Should You Upgrade Your iPhone Now — Or Wait?
You have some tech questions, I have some answers. Every Friday, I try to resolve these mysteries, succinctly and in plain language. Please send questions to firstname.lastname@example.org. Note that I won’t be able to diagnose your personal tech glitches and problems. I also reserve the right to edit questions for length or clarity, and to combine similar inquiries.
Q. I have an iPhone 4s and am eligible to upgrade. I want another iPhone, and I’ve heard some rumblings about a possible release of the iPhone 6. I’m enjoying the 4s — it does what I need, and it fits comfortably in my purse. I’m not looking for a huge screen. So, is there a compelling reason to wait for the iPhone 6, versus going out and getting the 5s?
A. Apple is being its usual secretive self about the details of the next iPhone, which is likely to be unveiled in the fall, if past patterns prevail. But it’s widely expected to have a larger screen than the current iPhone 5s (whether it will be a “huge” screen compared to some of the really large competitors out there now remains to be seen). It is also expected to have an improved processor, and to be quite thin. There could be other hardware changes to accommodate Apple initiatives in areas like health and fitness tracking and mobile payments, but I can’t say for sure.
Having said that, the 5s would be a substantial improvement over your 4s, and is selling much better than Apple’s less expensive 5c model. It gives you a larger screen than your current iPhone without increasing width, and it’s noticeably lighter and thinner. So it’ll still fit nicely in your purse. It’s also much faster, has a fingerprint reader, includes a special built-in activity-tracking chip so you can measure your steps without a fitness band, and offers a much better camera.

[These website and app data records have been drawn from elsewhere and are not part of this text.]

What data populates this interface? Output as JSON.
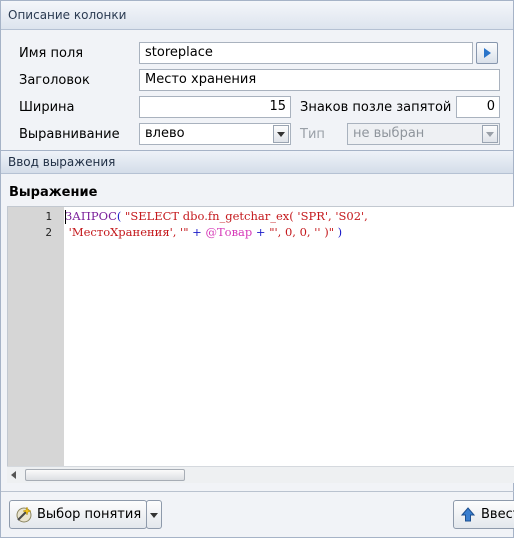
{
  "column_dialog": {
    "title": "Описание колонки",
    "field_name": {
      "label": "Имя поля",
      "value": "storeplace"
    },
    "caption": {
      "label": "Заголовок",
      "value": "Место хранения"
    },
    "width": {
      "label": "Ширина",
      "value": "15"
    },
    "decimals": {
      "label": "Знаков позле запятой",
      "value": "0"
    },
    "alignment": {
      "label": "Выравнивание",
      "value": "влево"
    },
    "type": {
      "label": "Тип",
      "value": "не выбран",
      "enabled": false
    }
  },
  "expression_dialog": {
    "title": "Ввод выражения",
    "heading": "Выражение",
    "editor": {
      "line_numbers": [
        "1",
        "2"
      ],
      "line1": {
        "fn": "ЗАПРОС",
        "paren": "( ",
        "str": "\"SELECT dbo.fn_getchar_ex( 'SPR', 'S02',"
      },
      "line2": {
        "str1": " 'МестоХранения', '\"",
        "plus1": " + ",
        "var": "@Товар",
        "plus2": " + ",
        "str2": "\"', 0, 0, '' )\"",
        "close": " )"
      }
    },
    "buttons": {
      "concept": "Выбор понятия",
      "enter": "Ввест"
    }
  },
  "colors": {
    "keyword": "#7a1f9a",
    "string": "#c4181c",
    "variable": "#d63ab8",
    "operator": "#1a1ac8"
  }
}
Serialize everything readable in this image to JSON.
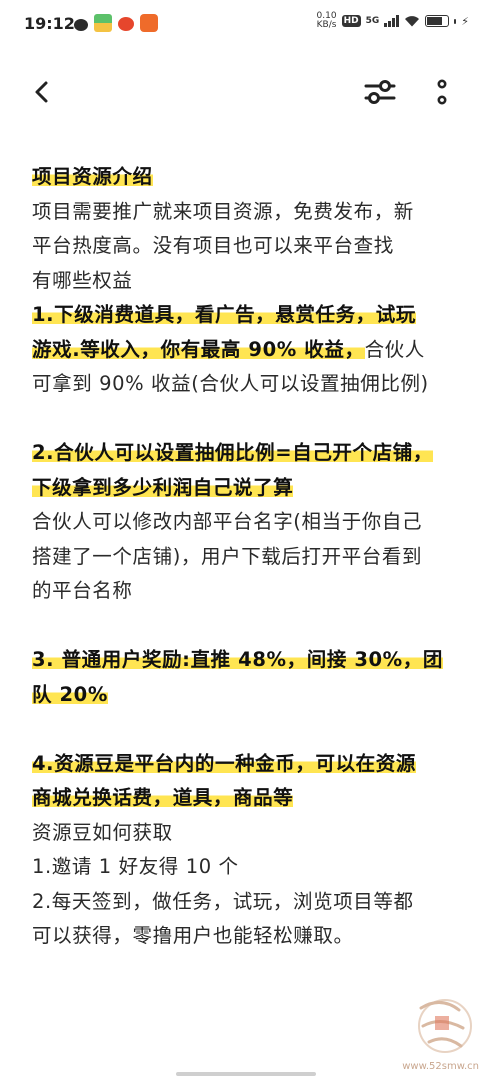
{
  "status_bar": {
    "time": "19:12",
    "net_speed_value": "0.10",
    "net_speed_unit": "KB/s",
    "hd": "HD",
    "network": "5G",
    "battery_level": 0.75,
    "icons": [
      "wechat-icon",
      "app-icon",
      "weibo-icon",
      "app-icon"
    ]
  },
  "nav": {
    "back_icon": "chevron-left-icon",
    "adjust_icon": "adjust-icon",
    "more_icon": "more-vertical-icon"
  },
  "content": {
    "section0": {
      "heading": "项目资源介绍",
      "lines": [
        "项目需要推广就来项目资源，免费发布，新",
        "平台热度高。没有项目也可以来平台查找",
        "有哪些权益"
      ]
    },
    "section1": {
      "hl_line1": "1.下级消费道具，看广告，悬赏任务，试玩",
      "hl_line2": "游戏.等收入，你有最高 90% 收益，",
      "line2_rest": "合伙人",
      "line3": "可拿到 90% 收益(合伙人可以设置抽佣比例)"
    },
    "section2": {
      "hl_line1": "2.合伙人可以设置抽佣比例=自己开个店铺，",
      "hl_line2": "下级拿到多少利润自己说了算",
      "lines": [
        "合伙人可以修改内部平台名字(相当于你自己",
        "搭建了一个店铺)，用户下载后打开平台看到",
        "的平台名称"
      ]
    },
    "section3": {
      "hl_line1": "3. 普通用户奖励:直推 48%，间接 30%，团",
      "hl_line2": "队 20%"
    },
    "section4": {
      "hl_line1": "4.资源豆是平台内的一种金币，可以在资源",
      "hl_line2": "商城兑换话费，道具，商品等",
      "lines": [
        "资源豆如何获取",
        "1.邀请 1 好友得 10 个",
        "2.每天签到，做任务，试玩，浏览项目等都",
        "可以获得，零撸用户也能轻松赚取。"
      ]
    }
  },
  "watermark": {
    "text": "www.52smw.cn",
    "color": "#c9a78f"
  },
  "colors": {
    "highlight": "#ffe552",
    "text": "#222222"
  }
}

Q. Is there a program or service I can use to easily upgrade everything, including my programs, from Windows XP to a new machine running Windows 7?
A. The biggest problem with migrating your stuff from one version of Windows to another is moving the programs, because the files they depend upon are all over the place. Also, some programs you are running on XP, which is ancient in tech terms, might not run well, or at all, on Windows 7, despite the compatibility settings in that later version. Microsoft’s built-in transfer utility in Windows 7 only moves files and settings, not programs.
Many people just settle for moving their data, and then reinstall the programs they need, either from disks they’ve saved, or by re-downloading them. But this can be a big hassle.
There is a program called PCmover that claims to move everything over, including programs, but I have heard mixed reports about it from readers.
For anyone who either can’t, or would rather not, perform the migration manually, I suggest that you hire a local computer tech to do it for you.